Friendly gifts – for folks you know well, but aren’t extremely close to. These are folks you’re expected to exchange gifts with, either by tradition or agreement, and can be more difficult to shop for because (unlike token gifts) it’s expected that you find the “right” present for them. Good choices include hobby or interest items (art supplies, photography gear, hiking equipment, bowling accessories), movies or music (find something they own and like, then give something by the same artist/actor or in the same genre), or a more advanced version of consumable. Nice wine with a set of glasses or wine charms, for example, or gourmet coffee and syrups with a pair of matching coffee mugs and chocolate-dipped spoon-stirrers. Non-personal clothing items can be appropriate as well – matching hat/glove/scarf sets for cold-weather climes, or for the geek giftee, t-shirts with appropriately geek-tastic sayings/logos.
Intimate gifts – for close family members or people you’re seriously involved with. Only at this level should very personal gifts be given. Perfume/makeup/toiletries, for example, or personal clothing items (pajamas, underclothing, etc.) While some jewelry can be given as a friendly gift, it’s best to save it (especially meaningful items, like rings or engraved bracelets) for closer relationships.

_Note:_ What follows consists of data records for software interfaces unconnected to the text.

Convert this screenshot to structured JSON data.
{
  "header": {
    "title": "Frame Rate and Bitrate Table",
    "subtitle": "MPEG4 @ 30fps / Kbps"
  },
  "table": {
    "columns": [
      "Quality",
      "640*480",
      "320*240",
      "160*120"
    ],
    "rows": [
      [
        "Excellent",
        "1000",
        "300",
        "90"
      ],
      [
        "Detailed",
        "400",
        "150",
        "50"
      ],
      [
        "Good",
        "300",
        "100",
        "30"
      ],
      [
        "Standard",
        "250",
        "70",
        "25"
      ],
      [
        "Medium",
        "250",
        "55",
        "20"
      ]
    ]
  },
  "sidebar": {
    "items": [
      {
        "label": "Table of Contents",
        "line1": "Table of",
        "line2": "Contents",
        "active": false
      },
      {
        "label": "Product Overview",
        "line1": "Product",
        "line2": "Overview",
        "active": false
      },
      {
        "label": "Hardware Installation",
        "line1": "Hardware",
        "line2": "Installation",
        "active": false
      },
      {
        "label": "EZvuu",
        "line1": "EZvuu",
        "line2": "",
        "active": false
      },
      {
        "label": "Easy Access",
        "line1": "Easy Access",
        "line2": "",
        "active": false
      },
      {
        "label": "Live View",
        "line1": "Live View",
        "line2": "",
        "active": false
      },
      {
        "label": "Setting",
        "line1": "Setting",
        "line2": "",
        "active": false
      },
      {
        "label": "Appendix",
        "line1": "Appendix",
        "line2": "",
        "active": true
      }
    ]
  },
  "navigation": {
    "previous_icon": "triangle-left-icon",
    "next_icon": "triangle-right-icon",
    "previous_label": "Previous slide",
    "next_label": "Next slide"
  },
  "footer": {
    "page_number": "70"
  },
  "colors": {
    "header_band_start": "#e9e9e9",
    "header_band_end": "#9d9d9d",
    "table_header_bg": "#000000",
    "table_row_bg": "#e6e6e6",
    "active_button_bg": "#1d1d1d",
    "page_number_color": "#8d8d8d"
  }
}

Do – Give of yourself.
If you have a talent that your recipient has commented on, or can do things you know they have trouble with, don’t be shy to gift your time, knowledge, skill and experience. Gift a yarn/cloth/pattern shopping trip and the creation of a blanket/clothing item, if that’s your expertise. How about offering a system update, defrag and installation of up-to-date virus-control programs for your favorite not-so-tech giftee? A monthly movie outing (complete with door-to-door transportation) for someone who’s not keen on driving or who doesn’t get out much can be a thoughtful gift that keeps on giving throughout the year, as can a seasonal “day of yard work” for someone who’s time or health won’t let them keep up with pruning, raking or planting.
Pairing a small gift with an offer to teach or share your expertise can be a nice combination as well. A mixing bowl and set of silicone cupcake pans, with your secret recipe for red velvet cake, for example, or a digital picture frame with an offer to bring your scanner over and help convert old photos to electronic format.
One caution when giving your time, however – Follow through is EVERYTHING with this kind of gift. Don’t offer to babysit and then suddenly become busy when you’re needed, or gift a weekly/monthly/seasonal chore completion and forget about it. Write it down on a calendar/daily organizer/electronic scheduler, and be proactive about follow through. Be cognizant, however, of whether your offer is making the giftee uncomfortable or not – not everyone may be comfortable with time-focused gifts (see below).
Don’t – Give presents that come with an obligation.
Event or movie tickets, classes and gift certificates for services (spa/massage/manicure) can be great gifts – if they’re what the recipient wants to do. If not, they will either go unused, or under appreciated. Choose the activity carefully (especially those that happen only on a certain date, or require travel/childcare/fancy dress to attend) and only give things you’re sure the giftee will be both able and interested in doing.
Also, don’t invite yourself along. Unless you know the giftee really wants to see that movie/concert/event with you, just give them the tickets and let them decide who accompanies them. No fair hinting, or acting pouty if they take someone else.
Have questions about how to handle a geeky situation? Need advice on social etiquette relating to games, movies, fan groups, conventions or other geek-ful settings? Write us at OneGeek@jesshartley.com and your question may get answered in one of our future “One Geek to Another” columns!